═════ Task data ═════

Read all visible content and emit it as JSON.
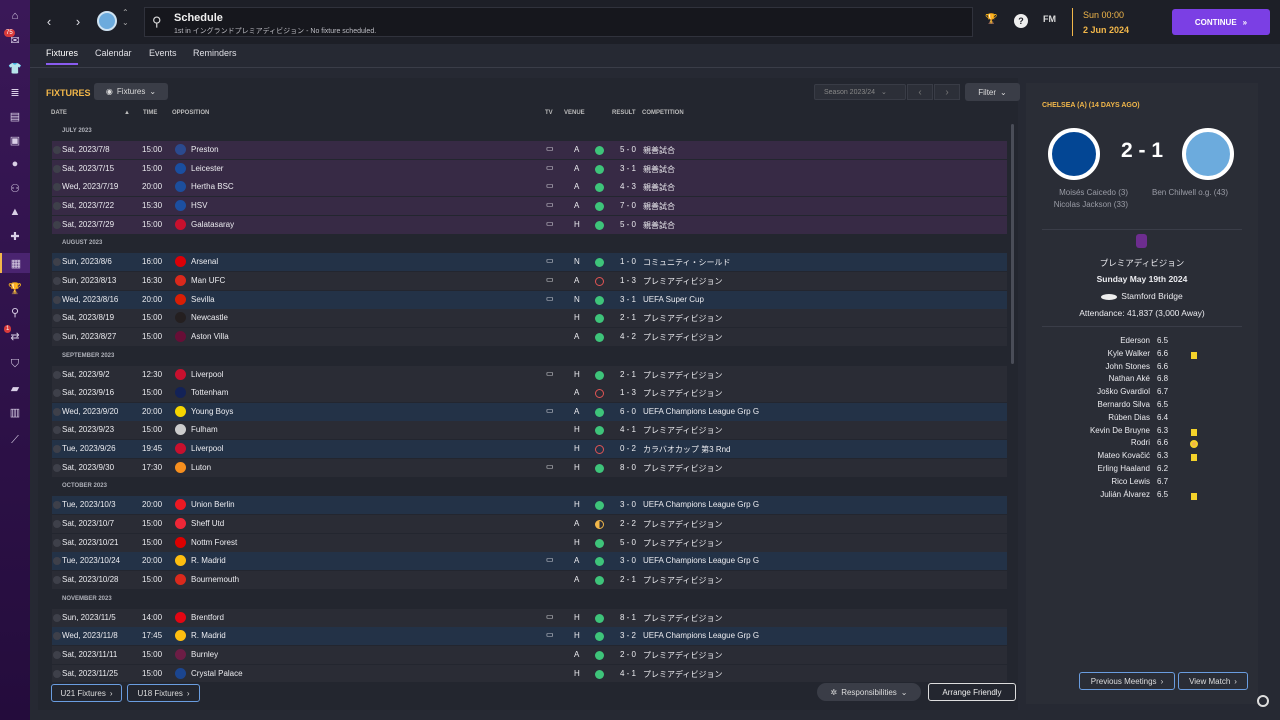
{
  "sidebar": {
    "items": [
      {
        "icon": "home-icon",
        "glyph": "⌂"
      },
      {
        "icon": "inbox-icon",
        "glyph": "✉",
        "badge": "75"
      },
      {
        "icon": "squad-icon",
        "glyph": "👕"
      },
      {
        "icon": "tactics-icon",
        "glyph": "≣"
      },
      {
        "icon": "data-hub-icon",
        "glyph": "▤"
      },
      {
        "icon": "staff-icon",
        "glyph": "▣"
      },
      {
        "icon": "training-icon",
        "glyph": "●"
      },
      {
        "icon": "recruitment-icon",
        "glyph": "⚇"
      },
      {
        "icon": "medical-icon",
        "glyph": "▲"
      },
      {
        "icon": "dev-center-icon",
        "glyph": "✚"
      },
      {
        "icon": "schedule-icon",
        "glyph": "▦",
        "active": true
      },
      {
        "icon": "competitions-icon",
        "glyph": "🏆"
      },
      {
        "icon": "scouting-icon",
        "glyph": "⚲"
      },
      {
        "icon": "transfers-icon",
        "glyph": "⇄",
        "badge": "1"
      },
      {
        "icon": "club-info-icon",
        "glyph": "⛉"
      },
      {
        "icon": "finances-icon",
        "glyph": "▰"
      },
      {
        "icon": "club-vision-icon",
        "glyph": "▥"
      },
      {
        "icon": "tutorial-icon",
        "glyph": "⟋"
      }
    ]
  },
  "topbar": {
    "title": "Schedule",
    "subtitle": "1st in イングランドプレミアディビジョン - No fixture scheduled.",
    "fm_label": "FM",
    "time": "Sun 00:00",
    "date": "2 Jun 2024",
    "continue_label": "CONTINUE"
  },
  "tabs": [
    {
      "label": "Fixtures",
      "active": true
    },
    {
      "label": "Calendar"
    },
    {
      "label": "Events"
    },
    {
      "label": "Reminders"
    }
  ],
  "fixtures": {
    "title": "FIXTURES",
    "view_dropdown": "Fixtures",
    "season": "Season 2023/24",
    "filter_label": "Filter",
    "columns": {
      "date": "DATE",
      "time": "TIME",
      "opposition": "OPPOSITION",
      "tv": "TV",
      "venue": "VENUE",
      "result": "RESULT",
      "competition": "COMPETITION"
    },
    "rows": [
      {
        "type": "month",
        "label": "JULY 2023"
      },
      {
        "date": "Sat, 2023/7/8",
        "time": "15:00",
        "opp": "Preston",
        "tv": true,
        "venue": "A",
        "res": "W",
        "score": "5 - 0",
        "comp": "親善試合",
        "cat": "pre",
        "crest": "#2b4a8e"
      },
      {
        "date": "Sat, 2023/7/15",
        "time": "15:00",
        "opp": "Leicester",
        "tv": true,
        "venue": "A",
        "res": "W",
        "score": "3 - 1",
        "comp": "親善試合",
        "cat": "pre",
        "crest": "#1a4ea0"
      },
      {
        "date": "Wed, 2023/7/19",
        "time": "20:00",
        "opp": "Hertha BSC",
        "tv": true,
        "venue": "A",
        "res": "W",
        "score": "4 - 3",
        "comp": "親善試合",
        "cat": "pre",
        "crest": "#1c4e9c"
      },
      {
        "date": "Sat, 2023/7/22",
        "time": "15:30",
        "opp": "HSV",
        "tv": true,
        "venue": "A",
        "res": "W",
        "score": "7 - 0",
        "comp": "親善試合",
        "cat": "pre",
        "crest": "#1c4fa0"
      },
      {
        "date": "Sat, 2023/7/29",
        "time": "15:00",
        "opp": "Galatasaray",
        "tv": true,
        "venue": "H",
        "res": "W",
        "score": "5 - 0",
        "comp": "親善試合",
        "cat": "pre",
        "crest": "#c8102e"
      },
      {
        "type": "month",
        "label": "AUGUST 2023"
      },
      {
        "date": "Sun, 2023/8/6",
        "time": "16:00",
        "opp": "Arsenal",
        "tv": true,
        "venue": "N",
        "res": "W",
        "score": "1 - 0",
        "comp": "コミュニティ・シールド",
        "cat": "cs",
        "crest": "#db0007"
      },
      {
        "date": "Sun, 2023/8/13",
        "time": "16:30",
        "opp": "Man UFC",
        "tv": true,
        "venue": "A",
        "res": "L",
        "score": "1 - 3",
        "comp": "プレミアディビジョン",
        "cat": "def",
        "crest": "#da291c"
      },
      {
        "date": "Wed, 2023/8/16",
        "time": "20:00",
        "opp": "Sevilla",
        "tv": true,
        "venue": "N",
        "res": "W",
        "score": "3 - 1",
        "comp": "UEFA Super Cup",
        "cat": "cs",
        "crest": "#d81e05"
      },
      {
        "date": "Sat, 2023/8/19",
        "time": "15:00",
        "opp": "Newcastle",
        "tv": false,
        "venue": "H",
        "res": "W",
        "score": "2 - 1",
        "comp": "プレミアディビジョン",
        "cat": "def",
        "crest": "#241f20"
      },
      {
        "date": "Sun, 2023/8/27",
        "time": "15:00",
        "opp": "Aston Villa",
        "tv": false,
        "venue": "A",
        "res": "W",
        "score": "4 - 2",
        "comp": "プレミアディビジョン",
        "cat": "def",
        "crest": "#670e36"
      },
      {
        "type": "month",
        "label": "SEPTEMBER 2023"
      },
      {
        "date": "Sat, 2023/9/2",
        "time": "12:30",
        "opp": "Liverpool",
        "tv": true,
        "venue": "H",
        "res": "W",
        "score": "2 - 1",
        "comp": "プレミアディビジョン",
        "cat": "def",
        "crest": "#c8102e"
      },
      {
        "date": "Sat, 2023/9/16",
        "time": "15:00",
        "opp": "Tottenham",
        "tv": false,
        "venue": "A",
        "res": "L",
        "score": "1 - 3",
        "comp": "プレミアディビジョン",
        "cat": "def",
        "crest": "#132257"
      },
      {
        "date": "Wed, 2023/9/20",
        "time": "20:00",
        "opp": "Young Boys",
        "tv": true,
        "venue": "A",
        "res": "W",
        "score": "6 - 0",
        "comp": "UEFA Champions League Grp G",
        "cat": "cs",
        "crest": "#f6d500"
      },
      {
        "date": "Sat, 2023/9/23",
        "time": "15:00",
        "opp": "Fulham",
        "tv": false,
        "venue": "H",
        "res": "W",
        "score": "4 - 1",
        "comp": "プレミアディビジョン",
        "cat": "def",
        "crest": "#cccccc"
      },
      {
        "date": "Tue, 2023/9/26",
        "time": "19:45",
        "opp": "Liverpool",
        "tv": false,
        "venue": "H",
        "res": "L",
        "score": "0 - 2",
        "comp": "カラバオカップ 第3 Rnd",
        "cat": "cs",
        "crest": "#c8102e"
      },
      {
        "date": "Sat, 2023/9/30",
        "time": "17:30",
        "opp": "Luton",
        "tv": true,
        "venue": "H",
        "res": "W",
        "score": "8 - 0",
        "comp": "プレミアディビジョン",
        "cat": "def",
        "crest": "#f78f1e"
      },
      {
        "type": "month",
        "label": "OCTOBER 2023"
      },
      {
        "date": "Tue, 2023/10/3",
        "time": "20:00",
        "opp": "Union Berlin",
        "tv": false,
        "venue": "H",
        "res": "W",
        "score": "3 - 0",
        "comp": "UEFA Champions League Grp G",
        "cat": "cs",
        "crest": "#eb1923"
      },
      {
        "date": "Sat, 2023/10/7",
        "time": "15:00",
        "opp": "Sheff Utd",
        "tv": false,
        "venue": "A",
        "res": "D",
        "score": "2 - 2",
        "comp": "プレミアディビジョン",
        "cat": "def",
        "crest": "#ee2737"
      },
      {
        "date": "Sat, 2023/10/21",
        "time": "15:00",
        "opp": "Nottm Forest",
        "tv": false,
        "venue": "H",
        "res": "W",
        "score": "5 - 0",
        "comp": "プレミアディビジョン",
        "cat": "def",
        "crest": "#dd0000"
      },
      {
        "date": "Tue, 2023/10/24",
        "time": "20:00",
        "opp": "R. Madrid",
        "tv": true,
        "venue": "A",
        "res": "W",
        "score": "3 - 0",
        "comp": "UEFA Champions League Grp G",
        "cat": "cs",
        "crest": "#febe10"
      },
      {
        "date": "Sat, 2023/10/28",
        "time": "15:00",
        "opp": "Bournemouth",
        "tv": false,
        "venue": "A",
        "res": "W",
        "score": "2 - 1",
        "comp": "プレミアディビジョン",
        "cat": "def",
        "crest": "#da291c"
      },
      {
        "type": "month",
        "label": "NOVEMBER 2023"
      },
      {
        "date": "Sun, 2023/11/5",
        "time": "14:00",
        "opp": "Brentford",
        "tv": true,
        "venue": "H",
        "res": "W",
        "score": "8 - 1",
        "comp": "プレミアディビジョン",
        "cat": "def",
        "crest": "#e30613"
      },
      {
        "date": "Wed, 2023/11/8",
        "time": "17:45",
        "opp": "R. Madrid",
        "tv": true,
        "venue": "H",
        "res": "W",
        "score": "3 - 2",
        "comp": "UEFA Champions League Grp G",
        "cat": "cs",
        "crest": "#febe10"
      },
      {
        "date": "Sat, 2023/11/11",
        "time": "15:00",
        "opp": "Burnley",
        "tv": false,
        "venue": "A",
        "res": "W",
        "score": "2 - 0",
        "comp": "プレミアディビジョン",
        "cat": "def",
        "crest": "#6c1d45"
      },
      {
        "date": "Sat, 2023/11/25",
        "time": "15:00",
        "opp": "Crystal Palace",
        "tv": false,
        "venue": "H",
        "res": "W",
        "score": "4 - 1",
        "comp": "プレミアディビジョン",
        "cat": "def",
        "crest": "#1b458f"
      }
    ],
    "u21_label": "U21 Fixtures",
    "u18_label": "U18 Fixtures",
    "responsibilities_label": "Responsibilities",
    "arrange_label": "Arrange Friendly"
  },
  "last_match": {
    "title": "CHELSEA (A) (14 DAYS AGO)",
    "score": "2 - 1",
    "home_scorers": [
      "Moisés Caicedo (3)",
      "Nicolas Jackson (33)"
    ],
    "away_scorers": [
      "Ben Chilwell o.g. (43)"
    ],
    "competition": "プレミアディビジョン",
    "date": "Sunday May 19th 2024",
    "stadium": "Stamford Bridge",
    "attendance": "Attendance: 41,837 (3,000 Away)",
    "players": [
      {
        "name": "Ederson",
        "rating": "6.5"
      },
      {
        "name": "Kyle Walker",
        "rating": "6.6",
        "card": "yellow"
      },
      {
        "name": "John Stones",
        "rating": "6.6"
      },
      {
        "name": "Nathan Aké",
        "rating": "6.8"
      },
      {
        "name": "Joško Gvardiol",
        "rating": "6.7"
      },
      {
        "name": "Bernardo Silva",
        "rating": "6.5"
      },
      {
        "name": "Rúben Dias",
        "rating": "6.4"
      },
      {
        "name": "Kevin De Bruyne",
        "rating": "6.3",
        "card": "yellow"
      },
      {
        "name": "Rodri",
        "rating": "6.6",
        "card": "mom"
      },
      {
        "name": "Mateo Kovačić",
        "rating": "6.3",
        "card": "yellow"
      },
      {
        "name": "Erling Haaland",
        "rating": "6.2"
      },
      {
        "name": "Rico Lewis",
        "rating": "6.7"
      },
      {
        "name": "Julián Álvarez",
        "rating": "6.5",
        "card": "yellow"
      }
    ],
    "prev_meetings_label": "Previous Meetings",
    "view_match_label": "View Match"
  },
  "colors": {
    "accent": "#7b3fe4",
    "highlight": "#f2b74a",
    "win": "#3ec47a",
    "loss": "#e05454",
    "preseason_row": "#372a45",
    "cup_row": "#233247"
  }
}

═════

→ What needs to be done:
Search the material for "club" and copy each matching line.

→ Exercise response:
        "icon": "club-info-icon",
        "icon": "club-vision-icon",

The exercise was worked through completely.